quagga mussels

Morgan Springer

Lake whitefish are the most important commercial fish species in Michigan. But in the last decade, state biologists say fishers are harvesting about a third of what they used to get. 

Beaches along Lake Michigan are closed when E. coli bacteria gets too high. But a nasty critter found on the bottom of the lake might help keep the beaches open.

Crystal clear Great Lakes may not be so healthy

Nov 8, 2017
Dan Kraker, Minnesota Public Radio

Here's a question for you lovers of the Great Lakes: Which lake is the clearest? You probably guessed Lake Superior. Well, that was true for a long time. But a recent study found that other lakes are now number 1 – and 2.

At Brighton Beach outside Duluth, the waters of Lake Superior are stunningly clear. Looking into about six feet of water, it’s easy to see smooth rocks at the bottom.

But Lake Superior has lost its long-held title as the clearest of the Great Lakes. A recent study showed that lakes Michigan and Huron have changed drastically.

Lake Superior is cold, deep and clear. But it’s no longer the clearest of the Great Lakes.

Lakes Michigan and Huron have gotten clearer, bumping Lake Superior to number three.

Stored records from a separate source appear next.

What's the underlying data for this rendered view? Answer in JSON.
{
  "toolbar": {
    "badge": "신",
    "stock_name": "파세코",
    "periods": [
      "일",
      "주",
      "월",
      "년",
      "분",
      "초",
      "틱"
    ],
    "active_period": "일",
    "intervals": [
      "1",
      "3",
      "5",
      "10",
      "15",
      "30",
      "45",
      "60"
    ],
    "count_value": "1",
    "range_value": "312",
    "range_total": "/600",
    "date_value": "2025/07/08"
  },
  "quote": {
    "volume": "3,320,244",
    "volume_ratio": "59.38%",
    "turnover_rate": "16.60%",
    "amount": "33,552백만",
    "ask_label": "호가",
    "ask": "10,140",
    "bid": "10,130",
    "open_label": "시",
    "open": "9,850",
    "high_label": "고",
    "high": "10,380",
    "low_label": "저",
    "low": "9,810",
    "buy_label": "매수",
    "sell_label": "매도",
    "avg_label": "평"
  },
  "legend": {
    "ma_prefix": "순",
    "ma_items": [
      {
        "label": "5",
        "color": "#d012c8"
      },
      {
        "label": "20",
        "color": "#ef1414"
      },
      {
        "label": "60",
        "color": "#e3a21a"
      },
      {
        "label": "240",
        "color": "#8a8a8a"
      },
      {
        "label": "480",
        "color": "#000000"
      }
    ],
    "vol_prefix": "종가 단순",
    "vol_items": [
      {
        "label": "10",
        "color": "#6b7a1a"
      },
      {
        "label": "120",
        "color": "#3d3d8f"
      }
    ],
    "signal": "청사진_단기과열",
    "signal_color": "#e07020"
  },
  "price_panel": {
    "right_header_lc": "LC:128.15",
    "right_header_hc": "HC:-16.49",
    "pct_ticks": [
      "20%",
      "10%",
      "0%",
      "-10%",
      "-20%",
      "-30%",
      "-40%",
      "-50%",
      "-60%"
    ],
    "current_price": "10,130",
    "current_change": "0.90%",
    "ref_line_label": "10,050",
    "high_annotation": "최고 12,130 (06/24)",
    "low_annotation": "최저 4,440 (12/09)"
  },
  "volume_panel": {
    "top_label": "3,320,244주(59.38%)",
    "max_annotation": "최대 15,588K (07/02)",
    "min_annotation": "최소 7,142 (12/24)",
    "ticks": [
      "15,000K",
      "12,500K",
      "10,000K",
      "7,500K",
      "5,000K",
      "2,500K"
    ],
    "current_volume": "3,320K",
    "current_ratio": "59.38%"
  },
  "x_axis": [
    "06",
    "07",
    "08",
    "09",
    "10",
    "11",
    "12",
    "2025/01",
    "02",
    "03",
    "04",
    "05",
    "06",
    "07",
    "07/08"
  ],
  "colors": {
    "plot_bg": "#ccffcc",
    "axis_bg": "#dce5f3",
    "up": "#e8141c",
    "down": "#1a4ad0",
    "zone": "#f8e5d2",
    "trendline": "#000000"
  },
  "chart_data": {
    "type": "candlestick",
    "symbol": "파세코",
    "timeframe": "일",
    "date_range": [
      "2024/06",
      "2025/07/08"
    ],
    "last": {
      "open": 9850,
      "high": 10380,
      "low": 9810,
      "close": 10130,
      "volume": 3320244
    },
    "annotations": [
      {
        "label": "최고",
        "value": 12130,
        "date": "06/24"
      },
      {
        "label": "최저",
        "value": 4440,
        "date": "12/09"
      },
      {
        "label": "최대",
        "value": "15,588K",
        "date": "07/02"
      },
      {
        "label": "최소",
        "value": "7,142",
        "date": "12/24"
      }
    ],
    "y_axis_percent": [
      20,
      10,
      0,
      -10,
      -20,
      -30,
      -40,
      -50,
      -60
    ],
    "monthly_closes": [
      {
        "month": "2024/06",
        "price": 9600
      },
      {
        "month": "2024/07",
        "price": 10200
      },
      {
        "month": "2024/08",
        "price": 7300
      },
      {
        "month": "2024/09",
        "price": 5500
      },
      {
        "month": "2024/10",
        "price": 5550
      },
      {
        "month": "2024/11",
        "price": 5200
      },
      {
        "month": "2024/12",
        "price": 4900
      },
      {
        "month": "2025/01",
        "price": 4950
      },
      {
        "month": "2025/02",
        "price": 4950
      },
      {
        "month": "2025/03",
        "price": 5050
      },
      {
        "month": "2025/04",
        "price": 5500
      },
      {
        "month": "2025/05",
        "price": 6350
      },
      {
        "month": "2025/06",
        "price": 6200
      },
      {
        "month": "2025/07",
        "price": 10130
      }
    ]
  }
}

Scientists have been able to figure how much clearer by using satellite imagery.

U.S. Geological Survey

An environmental group is testing a new weapon in the war on invasive, aquatic species in northern Michigan.

It’s a pesticide called Zequanox that kills zebra and quagga mussels, and is approved for use in open water by the U.S. Environmental Protection Agency.

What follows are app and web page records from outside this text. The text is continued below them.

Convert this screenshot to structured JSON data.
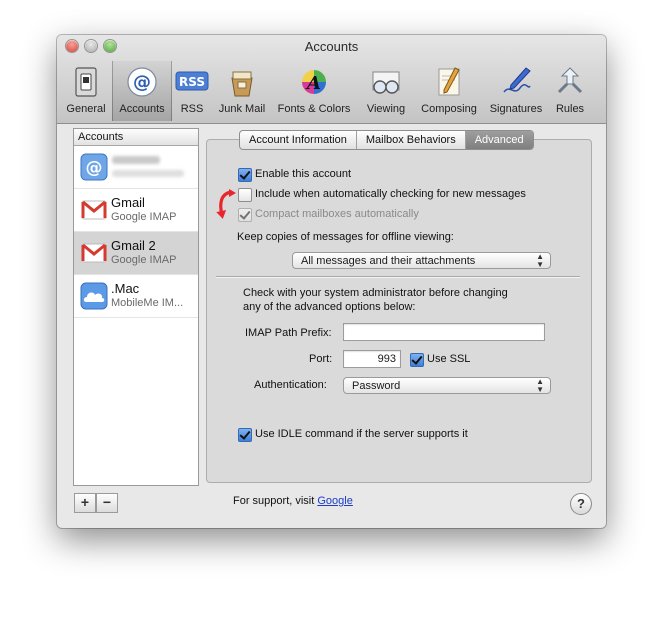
{
  "window": {
    "title": "Accounts"
  },
  "toolbar": [
    {
      "label": "General",
      "icon": "general-switch-icon"
    },
    {
      "label": "Accounts",
      "icon": "at-sign-icon",
      "selected": true
    },
    {
      "label": "RSS",
      "icon": "rss-badge-icon"
    },
    {
      "label": "Junk Mail",
      "icon": "junk-mail-bag-icon"
    },
    {
      "label": "Fonts & Colors",
      "icon": "fonts-colors-icon"
    },
    {
      "label": "Viewing",
      "icon": "viewing-glasses-icon"
    },
    {
      "label": "Composing",
      "icon": "composing-pencil-icon"
    },
    {
      "label": "Signatures",
      "icon": "signature-pen-icon"
    },
    {
      "label": "Rules",
      "icon": "rules-arrows-icon"
    }
  ],
  "sidebar": {
    "header": "Accounts",
    "accounts": [
      {
        "name": "",
        "type": "",
        "icon": "at-sign-icon",
        "blurred": true
      },
      {
        "name": "Gmail",
        "type": "Google IMAP",
        "icon": "gmail-icon"
      },
      {
        "name": "Gmail 2",
        "type": "Google IMAP",
        "icon": "gmail-icon",
        "selected": true
      },
      {
        "name": ".Mac",
        "type": "MobileMe IM...",
        "icon": "cloud-icon"
      }
    ],
    "add_label": "+",
    "remove_label": "−"
  },
  "tabs": [
    {
      "label": "Account Information"
    },
    {
      "label": "Mailbox Behaviors"
    },
    {
      "label": "Advanced",
      "active": true
    }
  ],
  "advanced": {
    "enable_account": {
      "label": "Enable this account",
      "checked": true
    },
    "include_auto_check": {
      "label": "Include when automatically checking for new messages",
      "checked": false
    },
    "compact_mailboxes": {
      "label": "Compact mailboxes automatically",
      "checked": true,
      "disabled": true
    },
    "keep_copies_label": "Keep copies of messages for offline viewing:",
    "keep_copies_value": "All messages and their attachments",
    "admin_note_line1": "Check with your system administrator before changing",
    "admin_note_line2": "any of the advanced options below:",
    "imap_prefix_label": "IMAP Path Prefix:",
    "imap_prefix_value": "",
    "port_label": "Port:",
    "port_value": "993",
    "use_ssl": {
      "label": "Use SSL",
      "checked": true
    },
    "auth_label": "Authentication:",
    "auth_value": "Password",
    "idle": {
      "label": "Use IDLE command if the server supports it",
      "checked": true
    }
  },
  "footer": {
    "support_text": "For support, visit",
    "support_link": "Google",
    "help_label": "?"
  },
  "colors": {
    "arrow": "#e8262b",
    "link": "#1a3cc9",
    "selected_tab": "#8a8a8a"
  }
}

Tip of the Mitt Watershed Council of Emmet County will test it on zebra mussels in inland lakes in the area next year.